Interface dataset entries

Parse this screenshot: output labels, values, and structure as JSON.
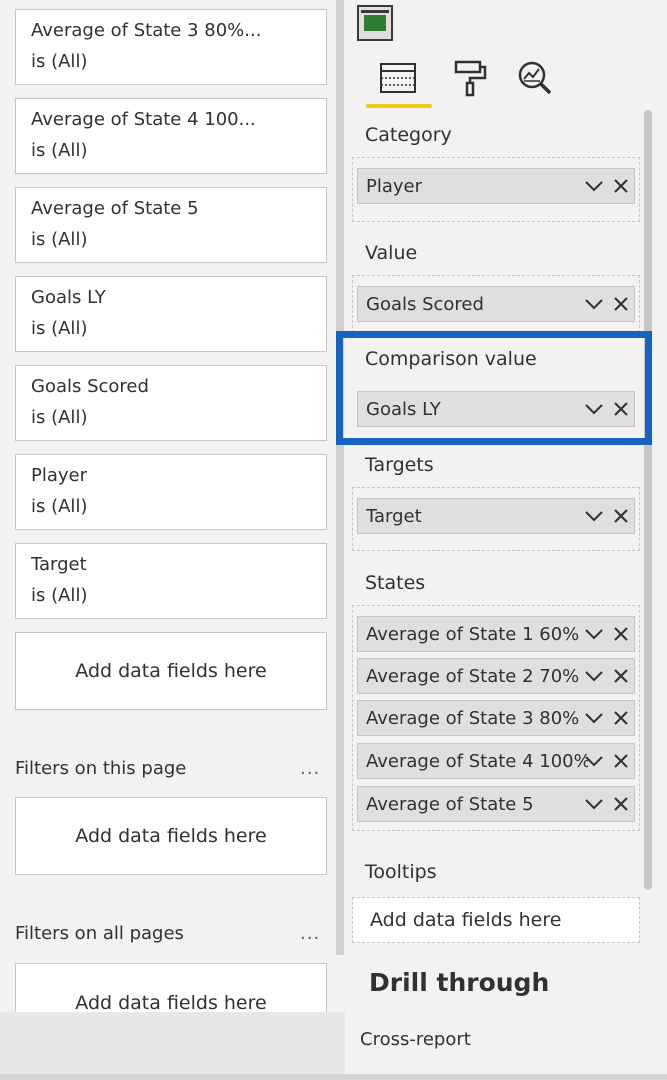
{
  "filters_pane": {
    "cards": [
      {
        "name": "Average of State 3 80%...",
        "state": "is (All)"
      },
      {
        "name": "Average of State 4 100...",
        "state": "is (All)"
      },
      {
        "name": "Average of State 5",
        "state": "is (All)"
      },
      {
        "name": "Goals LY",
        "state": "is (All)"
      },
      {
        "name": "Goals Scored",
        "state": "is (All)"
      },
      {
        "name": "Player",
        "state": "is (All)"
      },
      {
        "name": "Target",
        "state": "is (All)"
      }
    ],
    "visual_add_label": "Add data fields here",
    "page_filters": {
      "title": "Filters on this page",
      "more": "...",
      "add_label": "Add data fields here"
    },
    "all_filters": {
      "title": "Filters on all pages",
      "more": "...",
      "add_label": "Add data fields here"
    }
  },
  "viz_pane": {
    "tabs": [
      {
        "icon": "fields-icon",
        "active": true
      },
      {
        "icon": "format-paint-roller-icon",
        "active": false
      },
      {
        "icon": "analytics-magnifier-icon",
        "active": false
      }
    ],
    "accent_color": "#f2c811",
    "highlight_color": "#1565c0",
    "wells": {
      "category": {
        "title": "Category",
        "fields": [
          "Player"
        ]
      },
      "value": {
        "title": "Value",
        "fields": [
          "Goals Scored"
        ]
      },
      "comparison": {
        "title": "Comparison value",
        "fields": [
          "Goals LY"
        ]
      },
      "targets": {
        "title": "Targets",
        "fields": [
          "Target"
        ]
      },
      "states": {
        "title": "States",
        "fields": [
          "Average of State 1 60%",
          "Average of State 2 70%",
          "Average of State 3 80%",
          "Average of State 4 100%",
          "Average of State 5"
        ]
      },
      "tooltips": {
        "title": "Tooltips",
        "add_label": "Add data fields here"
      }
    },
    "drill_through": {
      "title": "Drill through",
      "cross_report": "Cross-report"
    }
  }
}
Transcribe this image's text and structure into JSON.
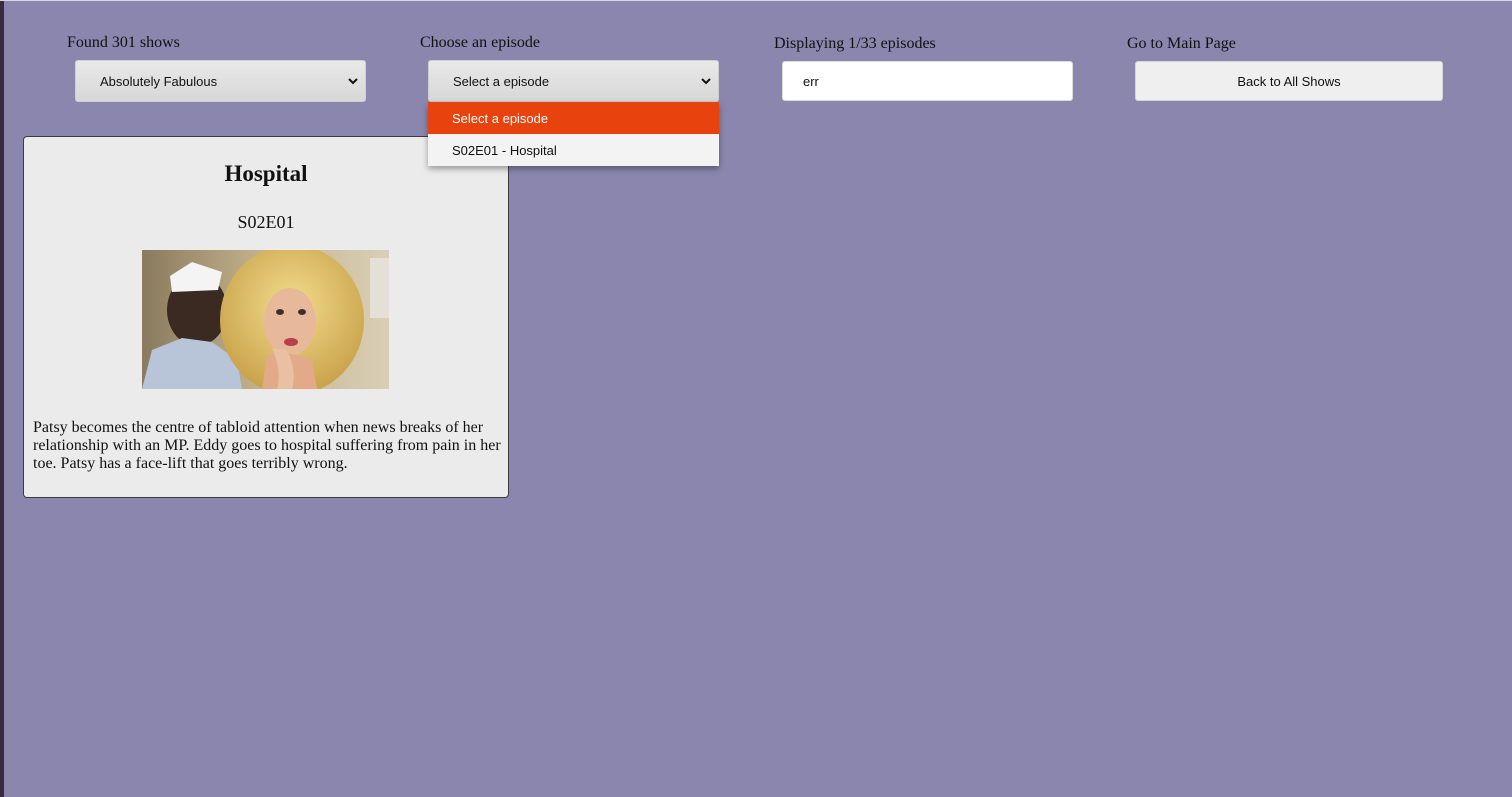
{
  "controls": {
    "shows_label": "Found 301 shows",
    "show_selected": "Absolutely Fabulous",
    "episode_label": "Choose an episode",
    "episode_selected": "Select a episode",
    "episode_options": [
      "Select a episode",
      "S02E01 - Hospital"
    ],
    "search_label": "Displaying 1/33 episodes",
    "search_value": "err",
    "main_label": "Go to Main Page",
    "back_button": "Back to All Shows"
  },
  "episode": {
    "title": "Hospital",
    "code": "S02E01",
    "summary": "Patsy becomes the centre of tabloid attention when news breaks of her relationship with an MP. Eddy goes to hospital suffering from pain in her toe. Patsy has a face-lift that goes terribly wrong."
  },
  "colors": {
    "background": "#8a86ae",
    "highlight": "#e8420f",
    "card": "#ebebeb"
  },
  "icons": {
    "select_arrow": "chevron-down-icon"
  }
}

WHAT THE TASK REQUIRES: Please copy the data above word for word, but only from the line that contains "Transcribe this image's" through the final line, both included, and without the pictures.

FINISHED EXERCISE:
Transcribe this image's text and structure into JSON.
{
  "controls": {
    "shows_label": "Found 301 shows",
    "show_selected": "Absolutely Fabulous",
    "episode_label": "Choose an episode",
    "episode_selected": "Select a episode",
    "episode_options": [
      "Select a episode",
      "S02E01 - Hospital"
    ],
    "search_label": "Displaying 1/33 episodes",
    "search_value": "err",
    "main_label": "Go to Main Page",
    "back_button": "Back to All Shows"
  },
  "episode": {
    "title": "Hospital",
    "code": "S02E01",
    "summary": "Patsy becomes the centre of tabloid attention when news breaks of her relationship with an MP. Eddy goes to hospital suffering from pain in her toe. Patsy has a face-lift that goes terribly wrong."
  },
  "colors": {
    "background": "#8a86ae",
    "highlight": "#e8420f",
    "card": "#ebebeb"
  },
  "icons": {
    "select_arrow": "chevron-down-icon"
  }
}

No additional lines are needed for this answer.